EXERCISE:
In the material below, some lines carry "here". Copy each such line.

-------- ENTRIES SHOWN

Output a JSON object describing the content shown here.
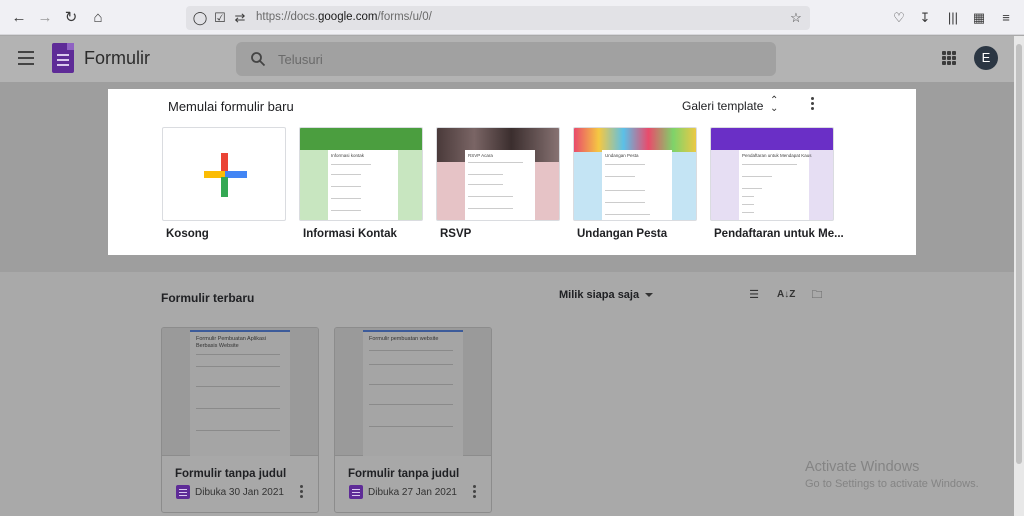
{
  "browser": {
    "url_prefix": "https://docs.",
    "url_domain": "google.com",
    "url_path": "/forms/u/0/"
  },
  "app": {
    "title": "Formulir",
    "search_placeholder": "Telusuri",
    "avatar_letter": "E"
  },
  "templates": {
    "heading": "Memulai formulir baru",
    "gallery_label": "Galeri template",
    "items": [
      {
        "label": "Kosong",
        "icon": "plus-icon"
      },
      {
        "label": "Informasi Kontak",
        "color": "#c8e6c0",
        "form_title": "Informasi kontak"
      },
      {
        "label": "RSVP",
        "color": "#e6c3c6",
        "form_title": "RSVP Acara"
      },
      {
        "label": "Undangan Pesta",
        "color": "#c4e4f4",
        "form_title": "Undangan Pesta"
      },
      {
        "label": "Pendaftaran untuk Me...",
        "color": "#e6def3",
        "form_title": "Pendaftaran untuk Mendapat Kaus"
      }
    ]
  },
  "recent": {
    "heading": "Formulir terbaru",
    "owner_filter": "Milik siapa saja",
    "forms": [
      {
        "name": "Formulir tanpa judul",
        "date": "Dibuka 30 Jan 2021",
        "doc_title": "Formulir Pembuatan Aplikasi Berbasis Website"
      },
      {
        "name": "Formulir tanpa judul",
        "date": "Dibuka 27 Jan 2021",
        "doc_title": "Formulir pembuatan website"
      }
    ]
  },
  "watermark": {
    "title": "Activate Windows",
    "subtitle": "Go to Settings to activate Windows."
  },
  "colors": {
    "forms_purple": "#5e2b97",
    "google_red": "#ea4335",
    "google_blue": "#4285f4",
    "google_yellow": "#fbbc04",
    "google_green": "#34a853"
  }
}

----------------
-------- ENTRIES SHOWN

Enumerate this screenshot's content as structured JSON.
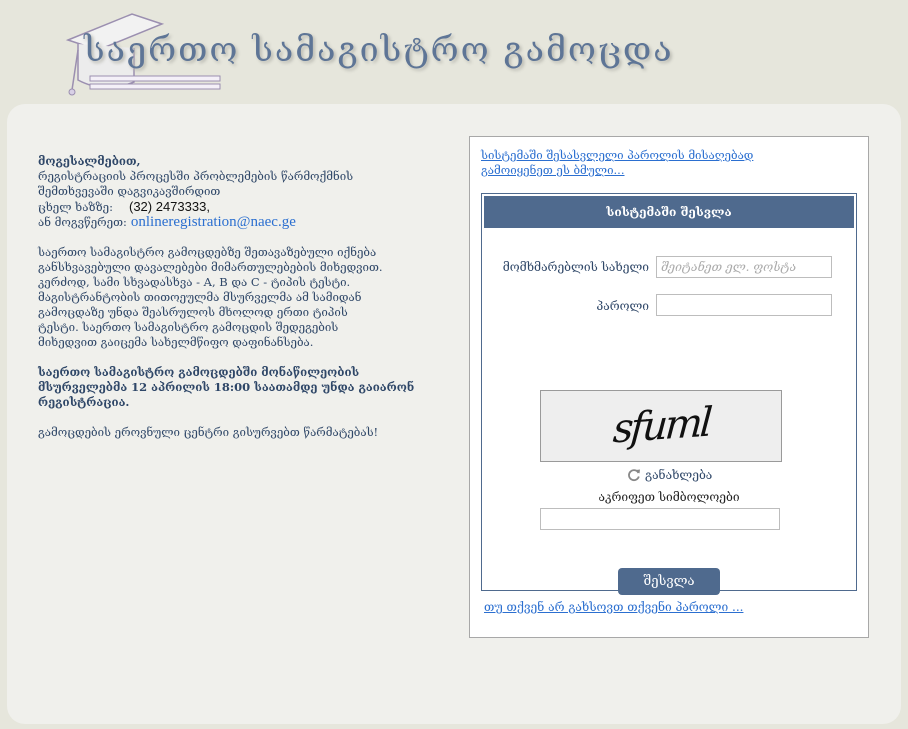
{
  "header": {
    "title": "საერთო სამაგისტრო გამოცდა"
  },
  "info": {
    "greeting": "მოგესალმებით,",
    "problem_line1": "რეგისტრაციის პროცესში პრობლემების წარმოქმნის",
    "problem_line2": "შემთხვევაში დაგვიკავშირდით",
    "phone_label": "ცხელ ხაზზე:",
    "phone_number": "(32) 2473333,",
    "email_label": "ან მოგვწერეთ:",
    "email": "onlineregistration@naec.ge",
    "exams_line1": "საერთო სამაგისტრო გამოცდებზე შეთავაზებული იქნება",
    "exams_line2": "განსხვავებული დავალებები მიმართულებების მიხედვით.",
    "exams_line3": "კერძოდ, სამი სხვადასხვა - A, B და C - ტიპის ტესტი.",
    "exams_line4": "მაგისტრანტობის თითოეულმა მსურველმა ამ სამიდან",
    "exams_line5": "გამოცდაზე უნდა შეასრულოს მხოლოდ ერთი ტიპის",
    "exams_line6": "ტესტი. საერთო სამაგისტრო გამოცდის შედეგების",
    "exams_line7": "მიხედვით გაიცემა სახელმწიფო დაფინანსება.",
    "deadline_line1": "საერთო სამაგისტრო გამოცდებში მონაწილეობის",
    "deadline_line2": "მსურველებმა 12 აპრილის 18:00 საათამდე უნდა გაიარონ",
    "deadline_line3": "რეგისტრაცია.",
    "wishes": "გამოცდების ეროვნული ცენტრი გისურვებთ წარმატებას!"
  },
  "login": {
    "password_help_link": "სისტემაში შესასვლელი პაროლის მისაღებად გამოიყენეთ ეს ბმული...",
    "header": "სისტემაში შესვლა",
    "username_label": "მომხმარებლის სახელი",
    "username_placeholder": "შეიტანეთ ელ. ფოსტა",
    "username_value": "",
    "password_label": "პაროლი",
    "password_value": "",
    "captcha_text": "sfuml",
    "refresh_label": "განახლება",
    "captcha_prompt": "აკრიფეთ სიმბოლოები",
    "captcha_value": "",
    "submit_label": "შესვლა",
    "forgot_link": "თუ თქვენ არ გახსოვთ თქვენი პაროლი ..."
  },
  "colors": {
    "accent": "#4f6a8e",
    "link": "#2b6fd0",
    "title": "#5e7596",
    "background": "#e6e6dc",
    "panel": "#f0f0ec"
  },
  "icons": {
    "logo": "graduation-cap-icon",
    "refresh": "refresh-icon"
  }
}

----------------
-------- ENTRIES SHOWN

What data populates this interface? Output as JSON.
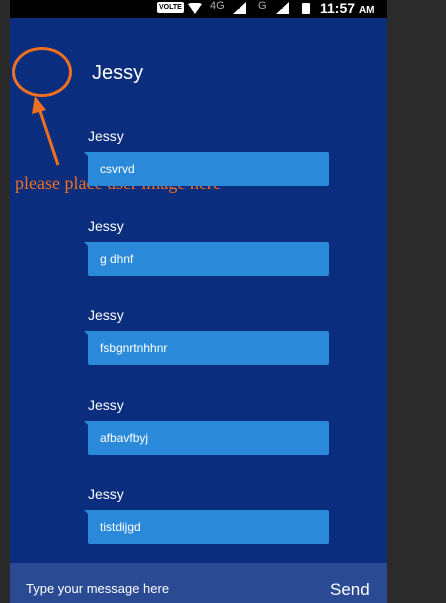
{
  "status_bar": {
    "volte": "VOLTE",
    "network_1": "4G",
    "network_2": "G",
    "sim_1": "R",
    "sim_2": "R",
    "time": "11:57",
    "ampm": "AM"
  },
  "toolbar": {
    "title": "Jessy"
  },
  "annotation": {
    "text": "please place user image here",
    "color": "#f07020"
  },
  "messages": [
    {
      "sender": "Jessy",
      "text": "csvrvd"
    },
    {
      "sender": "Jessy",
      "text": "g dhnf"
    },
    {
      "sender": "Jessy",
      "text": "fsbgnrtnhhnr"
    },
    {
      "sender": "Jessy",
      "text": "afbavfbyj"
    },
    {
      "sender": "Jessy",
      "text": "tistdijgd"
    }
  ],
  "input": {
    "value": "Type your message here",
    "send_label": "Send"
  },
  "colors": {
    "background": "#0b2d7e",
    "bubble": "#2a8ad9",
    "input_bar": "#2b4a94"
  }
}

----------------

WRITTEN RESPONSE:
Output a JSON object describing the content shown here.
    "text": "please place user image here",
    "value": "Type your message here",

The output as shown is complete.